Cleaning Antique Bottles & Glass

Many have asked us for information on cleaning dirt, rust stains, and other material from glass and bottles. Here are some general guidelines based on years of experience:

Dirt and other stubborn material on the glass surface and inside the bottle: Soaking in warm (room temperature) water with dishwashing detergent is a highly effective way to remove most dirt and stains. Always be careful not to place a glass object in water that is either much warmer or colder than the object itself. The sudden change in temperature may cause the glass to crack. Let the glass soak for several hours or preferably overnight. We have also heard of people using denture cleaning tablets or powders when soaking bottles with good results.

Mineral Deposits: Bottles, vases and other glass objects that have been used to hold flowers or were constantly filled with water can sometimes get a crusty white buildup on the glass surface that is difficult to remove. This buildup is caused by mineral deposits. There are certain types of bathroom/household cleaners that will remove lime scale and mineral deposits. Don’t confuse mineral deposits with etching, which is discussed below. Mineral deposits are often present along with staining of the glass.

Etching/Staining: White stains and cloudiness on glass is caused by the leaching or removal of certain components of the glass mixture over time. This often occurs on the inside of bottles that have contained a liquid or have been buried in the ground. These stains cannot be cleaned by conventional means, but must be left to a glass cleaning professional. A super fine polishing compound is typically used in a rock tumbling-type process to restore the glossy surface of the glass. The cost for this service typically ranges from $10 to $50, depending on the severity of the stain and the amount of work involved. Light removal of stain is an essential guideline; overcleaned glass look overcleaned, and it hurts its value.

Scratches and bruises: Minor scratches can be removed by a glass cleaning professional, but often you have little choice but to leave them alone.

Rust Stains: These stains are often left on dug bottles and can be difficult to remove. Scrub with a non-abrasive pad or gently scrape with a piece of copper, which wont scratch the glass. Dilute muriatic acid does a fantastic job of removing rust but must be handled with great caution: rubber gloves and eye protection are musts.

Dried Liquids/Paint/Etc. inside Bottles: Soak the object in dishwashing detergent and water as a first attempt. We have also had good luck by filling a bottle with paint stripper. Cork the bottle and leave it for 2-5 days.

Do This: Always use a non-abrasive pad for scrubbing. Copper wool pads are available at some grocery and hardware stores, and these will not scratch glass. Make sure that the copper pads are really copper and not just copper-colored or copper plated. Use soft bristled bottles brushes for cleaning the inside of bottles. Extra fine steel wool (OOOO) can be used with caution.

Don't Do This: Coarse steel wool and many household synthetic scouring pads can scratch glass. BBs, sometimes used to clean the inside of bottles, can also scratch glass.
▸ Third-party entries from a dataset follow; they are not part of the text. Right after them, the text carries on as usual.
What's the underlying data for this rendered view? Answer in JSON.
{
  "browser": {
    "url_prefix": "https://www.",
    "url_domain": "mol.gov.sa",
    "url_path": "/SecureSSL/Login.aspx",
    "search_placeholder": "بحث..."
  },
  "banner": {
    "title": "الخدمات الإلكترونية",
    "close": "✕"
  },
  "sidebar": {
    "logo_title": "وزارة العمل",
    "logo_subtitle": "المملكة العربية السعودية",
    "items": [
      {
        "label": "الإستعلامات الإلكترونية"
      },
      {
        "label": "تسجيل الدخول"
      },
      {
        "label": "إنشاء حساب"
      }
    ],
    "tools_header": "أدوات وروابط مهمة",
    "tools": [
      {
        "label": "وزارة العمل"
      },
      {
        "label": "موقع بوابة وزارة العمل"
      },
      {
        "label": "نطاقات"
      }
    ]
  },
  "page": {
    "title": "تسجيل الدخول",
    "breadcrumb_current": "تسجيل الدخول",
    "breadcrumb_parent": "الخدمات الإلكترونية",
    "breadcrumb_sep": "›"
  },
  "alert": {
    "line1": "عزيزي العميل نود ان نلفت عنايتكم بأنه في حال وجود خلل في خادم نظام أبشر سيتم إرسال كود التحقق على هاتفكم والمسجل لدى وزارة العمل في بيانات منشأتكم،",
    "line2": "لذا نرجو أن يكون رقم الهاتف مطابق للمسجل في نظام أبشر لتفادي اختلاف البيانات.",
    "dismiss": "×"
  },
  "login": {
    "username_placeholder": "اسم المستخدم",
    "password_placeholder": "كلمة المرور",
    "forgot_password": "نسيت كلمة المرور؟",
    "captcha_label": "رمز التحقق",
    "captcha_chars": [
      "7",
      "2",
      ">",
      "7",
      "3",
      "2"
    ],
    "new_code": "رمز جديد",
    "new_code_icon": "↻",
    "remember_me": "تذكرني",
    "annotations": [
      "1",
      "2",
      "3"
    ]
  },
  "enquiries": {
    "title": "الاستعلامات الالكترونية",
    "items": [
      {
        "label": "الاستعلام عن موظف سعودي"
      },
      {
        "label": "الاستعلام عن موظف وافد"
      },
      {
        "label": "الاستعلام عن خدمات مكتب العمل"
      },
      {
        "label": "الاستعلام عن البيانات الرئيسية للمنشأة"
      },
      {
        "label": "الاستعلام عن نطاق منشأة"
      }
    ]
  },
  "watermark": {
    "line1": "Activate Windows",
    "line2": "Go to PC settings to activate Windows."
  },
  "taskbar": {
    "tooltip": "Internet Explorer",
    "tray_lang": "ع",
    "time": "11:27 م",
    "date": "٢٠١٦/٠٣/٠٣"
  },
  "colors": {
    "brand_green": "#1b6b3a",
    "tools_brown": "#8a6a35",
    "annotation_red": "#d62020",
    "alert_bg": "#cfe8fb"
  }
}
Hydrofluoric Acid: This is an extremely dangerous acid and it is the only acid that reacts with glass. It was once popular for cleaning etching from bottles, but is not easily controlled and can instantly cause disastrous results. Unfortunately it will often ruin a glass object, not to mention burning a hole in your arm. We do not recommend using it.